What can the baton do?
The baton helps to indicate the tempo of a piece of music with brief movements. In addition, there is a standardized “conducting pattern” for each time signature – this “sign language” is understood by orchestras all over the world, from Washington to Melbourne. This is something we conductors are naturally proud of. Who speaks a language that is understood all over the world? 😊 Finally, the baton also helps to give cues or to highlight interpretative details.
Is it really necessary?
Perhaps you are now wondering whether all the conducting tasks described above cannot be accomplished without the baton. You are right. The baton is not a necessary condition for successful conducting. But it is extremely useful under certain circumstances:
- It increases the conducting movements. This is also the reason why it became increasingly popular in the 19th and 20th centuries. During this time, orchestras became larger and larger. When conducting without a baton, the conducting movements are difficult to see from a greater distance.
- Due to its varnish, it generally ensures visibility. This is especially important in opera, where the orchestra pit is dark per se and often the changing light conditions of the production are added to this. Hence my opinion: in opera, a baton is mandatory. Nevertheless, it should not be concealed that there are prominent counterexamples, such as Nikolaus Harnoncourt.
If these prerequisites are not met, there is no need for a baton. Almost all choral conductors conduct without a baton, for example, and quite rightly so. A choral sound can be shaped much more intensively with two free hands than if one hand is “blocked” by the baton.
The development of the baton

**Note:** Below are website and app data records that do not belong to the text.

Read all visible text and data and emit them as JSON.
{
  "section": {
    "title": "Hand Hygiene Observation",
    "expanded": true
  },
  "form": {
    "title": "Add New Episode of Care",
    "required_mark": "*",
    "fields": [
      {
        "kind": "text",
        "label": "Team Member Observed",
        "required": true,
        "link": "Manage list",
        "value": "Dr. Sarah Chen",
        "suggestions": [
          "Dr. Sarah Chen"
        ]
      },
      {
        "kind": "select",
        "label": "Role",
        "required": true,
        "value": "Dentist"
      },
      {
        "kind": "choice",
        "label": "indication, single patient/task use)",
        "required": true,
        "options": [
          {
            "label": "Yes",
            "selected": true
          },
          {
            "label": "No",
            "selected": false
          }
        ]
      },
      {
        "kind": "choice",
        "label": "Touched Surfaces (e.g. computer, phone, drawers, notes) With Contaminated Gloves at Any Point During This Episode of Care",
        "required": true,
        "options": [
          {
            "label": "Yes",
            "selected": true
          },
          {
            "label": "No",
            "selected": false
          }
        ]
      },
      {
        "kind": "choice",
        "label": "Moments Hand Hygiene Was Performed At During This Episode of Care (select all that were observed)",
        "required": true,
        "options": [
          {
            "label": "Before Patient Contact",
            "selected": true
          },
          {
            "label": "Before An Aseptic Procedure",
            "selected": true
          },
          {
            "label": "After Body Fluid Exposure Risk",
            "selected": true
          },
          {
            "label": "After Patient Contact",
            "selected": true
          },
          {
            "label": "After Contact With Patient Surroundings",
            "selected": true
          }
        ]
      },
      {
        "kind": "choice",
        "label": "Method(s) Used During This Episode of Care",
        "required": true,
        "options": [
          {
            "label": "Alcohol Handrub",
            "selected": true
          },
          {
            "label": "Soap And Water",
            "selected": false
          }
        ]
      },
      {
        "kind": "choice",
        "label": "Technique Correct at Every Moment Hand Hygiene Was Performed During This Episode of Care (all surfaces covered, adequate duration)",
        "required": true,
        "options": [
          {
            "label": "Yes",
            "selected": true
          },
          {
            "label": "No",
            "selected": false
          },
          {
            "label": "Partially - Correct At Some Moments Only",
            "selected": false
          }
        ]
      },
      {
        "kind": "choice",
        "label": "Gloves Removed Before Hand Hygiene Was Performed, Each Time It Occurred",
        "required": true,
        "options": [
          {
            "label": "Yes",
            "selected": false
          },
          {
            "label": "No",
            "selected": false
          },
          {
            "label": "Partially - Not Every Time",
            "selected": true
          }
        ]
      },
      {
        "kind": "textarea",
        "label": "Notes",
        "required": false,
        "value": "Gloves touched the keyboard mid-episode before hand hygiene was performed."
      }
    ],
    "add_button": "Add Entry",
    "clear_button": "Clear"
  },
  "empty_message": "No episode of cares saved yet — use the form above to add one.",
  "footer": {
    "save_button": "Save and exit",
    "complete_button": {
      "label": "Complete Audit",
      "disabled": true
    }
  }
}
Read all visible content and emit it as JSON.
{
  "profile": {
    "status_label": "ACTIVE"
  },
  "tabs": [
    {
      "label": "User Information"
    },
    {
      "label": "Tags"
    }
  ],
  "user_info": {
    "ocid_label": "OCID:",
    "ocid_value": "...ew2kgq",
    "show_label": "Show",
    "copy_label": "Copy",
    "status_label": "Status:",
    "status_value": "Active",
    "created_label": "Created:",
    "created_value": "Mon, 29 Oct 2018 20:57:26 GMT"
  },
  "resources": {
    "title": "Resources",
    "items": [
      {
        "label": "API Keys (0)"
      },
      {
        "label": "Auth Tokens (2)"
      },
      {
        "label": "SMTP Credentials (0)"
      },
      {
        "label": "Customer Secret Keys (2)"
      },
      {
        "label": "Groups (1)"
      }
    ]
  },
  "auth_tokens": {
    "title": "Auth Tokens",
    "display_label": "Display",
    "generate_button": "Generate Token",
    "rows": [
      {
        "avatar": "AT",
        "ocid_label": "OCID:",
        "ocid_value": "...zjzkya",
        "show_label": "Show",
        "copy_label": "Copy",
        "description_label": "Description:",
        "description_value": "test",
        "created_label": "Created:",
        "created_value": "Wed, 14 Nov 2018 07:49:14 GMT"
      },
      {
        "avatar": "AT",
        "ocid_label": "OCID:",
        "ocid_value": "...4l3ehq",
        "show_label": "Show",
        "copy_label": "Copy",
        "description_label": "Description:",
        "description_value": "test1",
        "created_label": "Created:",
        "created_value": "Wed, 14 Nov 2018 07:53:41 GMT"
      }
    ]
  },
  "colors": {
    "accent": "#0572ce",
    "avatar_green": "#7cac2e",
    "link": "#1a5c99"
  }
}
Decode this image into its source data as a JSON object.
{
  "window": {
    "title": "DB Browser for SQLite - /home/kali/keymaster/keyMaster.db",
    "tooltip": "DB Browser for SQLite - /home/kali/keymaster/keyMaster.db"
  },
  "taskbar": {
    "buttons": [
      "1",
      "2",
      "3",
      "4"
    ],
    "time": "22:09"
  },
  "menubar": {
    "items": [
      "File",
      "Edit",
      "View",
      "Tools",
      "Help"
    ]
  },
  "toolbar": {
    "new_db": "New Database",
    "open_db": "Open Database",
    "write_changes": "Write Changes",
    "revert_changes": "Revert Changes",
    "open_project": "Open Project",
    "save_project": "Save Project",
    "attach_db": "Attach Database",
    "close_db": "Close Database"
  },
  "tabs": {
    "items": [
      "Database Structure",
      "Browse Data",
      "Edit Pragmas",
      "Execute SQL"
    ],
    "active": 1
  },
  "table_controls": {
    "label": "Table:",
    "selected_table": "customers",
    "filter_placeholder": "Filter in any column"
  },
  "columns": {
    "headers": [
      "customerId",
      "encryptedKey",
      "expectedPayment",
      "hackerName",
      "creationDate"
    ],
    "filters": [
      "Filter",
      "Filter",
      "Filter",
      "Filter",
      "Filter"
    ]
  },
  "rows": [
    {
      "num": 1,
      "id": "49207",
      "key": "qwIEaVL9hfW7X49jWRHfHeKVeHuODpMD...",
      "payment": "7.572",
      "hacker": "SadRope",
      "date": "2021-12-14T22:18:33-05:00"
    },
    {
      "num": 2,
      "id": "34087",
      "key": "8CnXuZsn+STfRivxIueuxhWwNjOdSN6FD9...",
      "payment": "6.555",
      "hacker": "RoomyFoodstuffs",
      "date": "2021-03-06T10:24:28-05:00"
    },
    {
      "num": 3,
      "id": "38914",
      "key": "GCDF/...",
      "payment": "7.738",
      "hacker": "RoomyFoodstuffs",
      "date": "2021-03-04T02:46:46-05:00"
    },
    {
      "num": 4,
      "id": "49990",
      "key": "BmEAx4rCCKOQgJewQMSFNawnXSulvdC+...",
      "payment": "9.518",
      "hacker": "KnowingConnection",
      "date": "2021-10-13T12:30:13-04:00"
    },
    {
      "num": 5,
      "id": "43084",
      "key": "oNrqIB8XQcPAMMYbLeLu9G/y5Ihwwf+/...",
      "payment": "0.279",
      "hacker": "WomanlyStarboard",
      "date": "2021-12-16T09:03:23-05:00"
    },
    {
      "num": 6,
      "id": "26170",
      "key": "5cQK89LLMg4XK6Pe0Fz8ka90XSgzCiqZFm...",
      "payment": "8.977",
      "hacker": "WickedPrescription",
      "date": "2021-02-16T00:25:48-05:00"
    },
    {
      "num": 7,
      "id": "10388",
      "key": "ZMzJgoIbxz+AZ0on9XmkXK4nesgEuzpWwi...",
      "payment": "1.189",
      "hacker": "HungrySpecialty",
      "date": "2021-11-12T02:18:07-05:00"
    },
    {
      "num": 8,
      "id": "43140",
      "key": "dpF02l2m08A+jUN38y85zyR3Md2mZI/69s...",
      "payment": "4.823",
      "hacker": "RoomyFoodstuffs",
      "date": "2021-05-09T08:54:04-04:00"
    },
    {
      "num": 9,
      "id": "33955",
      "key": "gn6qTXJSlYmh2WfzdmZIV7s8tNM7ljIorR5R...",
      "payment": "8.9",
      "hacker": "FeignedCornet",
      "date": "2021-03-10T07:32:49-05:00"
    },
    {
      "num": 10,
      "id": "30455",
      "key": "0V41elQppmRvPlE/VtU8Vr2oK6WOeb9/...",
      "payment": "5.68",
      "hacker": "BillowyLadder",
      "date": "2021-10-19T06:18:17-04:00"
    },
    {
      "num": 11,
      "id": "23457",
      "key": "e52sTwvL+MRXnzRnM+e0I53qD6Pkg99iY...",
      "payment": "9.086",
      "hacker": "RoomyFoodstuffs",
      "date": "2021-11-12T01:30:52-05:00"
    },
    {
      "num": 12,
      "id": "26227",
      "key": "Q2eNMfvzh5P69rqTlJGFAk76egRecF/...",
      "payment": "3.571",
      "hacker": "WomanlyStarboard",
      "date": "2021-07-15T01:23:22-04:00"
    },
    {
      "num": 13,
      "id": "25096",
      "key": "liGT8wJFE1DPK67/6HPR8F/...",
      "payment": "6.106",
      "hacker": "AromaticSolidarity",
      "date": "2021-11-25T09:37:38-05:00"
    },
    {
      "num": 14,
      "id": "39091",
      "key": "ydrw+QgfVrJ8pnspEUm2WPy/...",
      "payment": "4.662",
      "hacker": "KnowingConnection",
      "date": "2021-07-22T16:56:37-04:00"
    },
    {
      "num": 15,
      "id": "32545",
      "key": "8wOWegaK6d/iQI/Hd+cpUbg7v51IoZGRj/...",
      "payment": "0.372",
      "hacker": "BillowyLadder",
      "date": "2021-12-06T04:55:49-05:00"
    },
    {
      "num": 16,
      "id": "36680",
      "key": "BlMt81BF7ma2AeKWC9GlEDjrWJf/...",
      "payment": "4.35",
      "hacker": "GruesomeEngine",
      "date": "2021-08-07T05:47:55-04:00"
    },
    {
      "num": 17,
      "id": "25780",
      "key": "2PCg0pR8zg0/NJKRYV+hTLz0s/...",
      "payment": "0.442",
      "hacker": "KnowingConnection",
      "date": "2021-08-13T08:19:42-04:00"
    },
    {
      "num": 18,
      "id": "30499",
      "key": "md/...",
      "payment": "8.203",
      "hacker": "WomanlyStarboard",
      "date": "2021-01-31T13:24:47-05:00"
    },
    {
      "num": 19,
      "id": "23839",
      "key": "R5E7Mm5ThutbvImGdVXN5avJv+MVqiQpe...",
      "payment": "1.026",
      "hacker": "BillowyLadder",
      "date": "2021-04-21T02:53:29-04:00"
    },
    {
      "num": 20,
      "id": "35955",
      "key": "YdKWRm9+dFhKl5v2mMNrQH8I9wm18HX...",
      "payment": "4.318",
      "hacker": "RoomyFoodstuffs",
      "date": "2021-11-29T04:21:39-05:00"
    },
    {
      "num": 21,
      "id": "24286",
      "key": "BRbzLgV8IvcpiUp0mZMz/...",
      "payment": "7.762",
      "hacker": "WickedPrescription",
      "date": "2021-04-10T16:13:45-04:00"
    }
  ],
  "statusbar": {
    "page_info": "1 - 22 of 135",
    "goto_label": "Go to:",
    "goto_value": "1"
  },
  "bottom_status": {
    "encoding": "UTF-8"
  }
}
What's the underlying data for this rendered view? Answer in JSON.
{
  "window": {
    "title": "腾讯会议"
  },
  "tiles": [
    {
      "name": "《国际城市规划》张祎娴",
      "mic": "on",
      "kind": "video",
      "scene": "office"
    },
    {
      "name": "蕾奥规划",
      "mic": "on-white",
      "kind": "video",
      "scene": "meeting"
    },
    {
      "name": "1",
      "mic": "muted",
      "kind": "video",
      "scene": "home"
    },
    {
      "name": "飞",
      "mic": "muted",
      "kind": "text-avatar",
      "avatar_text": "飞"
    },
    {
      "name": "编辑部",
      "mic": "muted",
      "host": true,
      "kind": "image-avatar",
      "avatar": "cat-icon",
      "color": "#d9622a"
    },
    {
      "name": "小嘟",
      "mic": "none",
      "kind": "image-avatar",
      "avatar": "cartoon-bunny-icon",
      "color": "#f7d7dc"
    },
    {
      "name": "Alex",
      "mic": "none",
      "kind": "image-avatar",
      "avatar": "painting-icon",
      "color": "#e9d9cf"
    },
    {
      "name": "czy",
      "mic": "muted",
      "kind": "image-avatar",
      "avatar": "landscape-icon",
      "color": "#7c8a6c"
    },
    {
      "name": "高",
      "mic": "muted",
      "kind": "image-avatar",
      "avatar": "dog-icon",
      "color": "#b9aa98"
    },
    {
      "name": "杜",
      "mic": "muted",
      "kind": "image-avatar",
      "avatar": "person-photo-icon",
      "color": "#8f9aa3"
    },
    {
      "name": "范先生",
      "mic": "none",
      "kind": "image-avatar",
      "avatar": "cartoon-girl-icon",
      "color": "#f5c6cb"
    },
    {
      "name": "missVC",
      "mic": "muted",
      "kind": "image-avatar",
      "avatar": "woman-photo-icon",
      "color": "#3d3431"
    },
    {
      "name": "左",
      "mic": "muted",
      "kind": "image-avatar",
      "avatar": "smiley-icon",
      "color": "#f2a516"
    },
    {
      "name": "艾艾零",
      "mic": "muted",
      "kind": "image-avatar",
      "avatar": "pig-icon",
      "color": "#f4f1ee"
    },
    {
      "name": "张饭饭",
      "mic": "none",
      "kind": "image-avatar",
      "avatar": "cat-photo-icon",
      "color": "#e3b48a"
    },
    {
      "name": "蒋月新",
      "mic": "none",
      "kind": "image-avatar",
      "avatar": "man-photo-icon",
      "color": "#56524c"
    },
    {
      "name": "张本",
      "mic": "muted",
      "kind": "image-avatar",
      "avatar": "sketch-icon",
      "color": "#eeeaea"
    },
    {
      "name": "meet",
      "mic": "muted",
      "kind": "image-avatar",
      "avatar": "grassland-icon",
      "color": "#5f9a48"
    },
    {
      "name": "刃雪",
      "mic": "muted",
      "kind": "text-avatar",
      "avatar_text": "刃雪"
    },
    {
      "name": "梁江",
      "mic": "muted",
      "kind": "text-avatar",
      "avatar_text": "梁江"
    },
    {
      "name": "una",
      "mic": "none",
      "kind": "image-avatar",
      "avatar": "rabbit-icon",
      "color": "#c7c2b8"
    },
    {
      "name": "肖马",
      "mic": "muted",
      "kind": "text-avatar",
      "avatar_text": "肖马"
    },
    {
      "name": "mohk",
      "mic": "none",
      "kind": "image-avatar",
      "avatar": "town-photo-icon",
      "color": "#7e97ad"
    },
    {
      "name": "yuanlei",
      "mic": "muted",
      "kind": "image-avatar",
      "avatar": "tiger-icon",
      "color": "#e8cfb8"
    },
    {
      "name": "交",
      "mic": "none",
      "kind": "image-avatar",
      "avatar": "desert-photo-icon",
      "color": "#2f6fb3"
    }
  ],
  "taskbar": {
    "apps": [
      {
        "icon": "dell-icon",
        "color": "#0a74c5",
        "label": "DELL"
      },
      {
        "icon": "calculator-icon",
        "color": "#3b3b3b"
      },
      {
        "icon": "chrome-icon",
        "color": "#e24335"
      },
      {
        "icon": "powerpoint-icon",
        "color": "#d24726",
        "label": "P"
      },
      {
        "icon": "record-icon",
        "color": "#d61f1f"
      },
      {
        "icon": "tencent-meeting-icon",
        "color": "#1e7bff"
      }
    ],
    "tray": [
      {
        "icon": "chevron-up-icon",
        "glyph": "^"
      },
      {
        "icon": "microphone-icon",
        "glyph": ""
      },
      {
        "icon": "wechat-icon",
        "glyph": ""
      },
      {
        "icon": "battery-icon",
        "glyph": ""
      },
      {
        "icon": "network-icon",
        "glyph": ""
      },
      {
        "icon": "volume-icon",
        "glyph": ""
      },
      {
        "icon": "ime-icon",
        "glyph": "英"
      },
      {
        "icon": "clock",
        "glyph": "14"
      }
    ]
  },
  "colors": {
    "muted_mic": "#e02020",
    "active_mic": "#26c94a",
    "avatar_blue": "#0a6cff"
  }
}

As already indicated, the conductor’s baton, as we know it today, only spread as the orchestra grew in size. Previously, simple aids such as rolled up music paper were used instead. Especially in opera, it was common for the first violinist and the harpsichordist (who was often the composer at the same time) to share the conducting function. Thus, for example, it may be considered certain that Wolfgang Amadeus Mozart conducted the world premiere of his Don Giovanni on October 29, 1787 in the Prague Estates Theater from the harpsichord.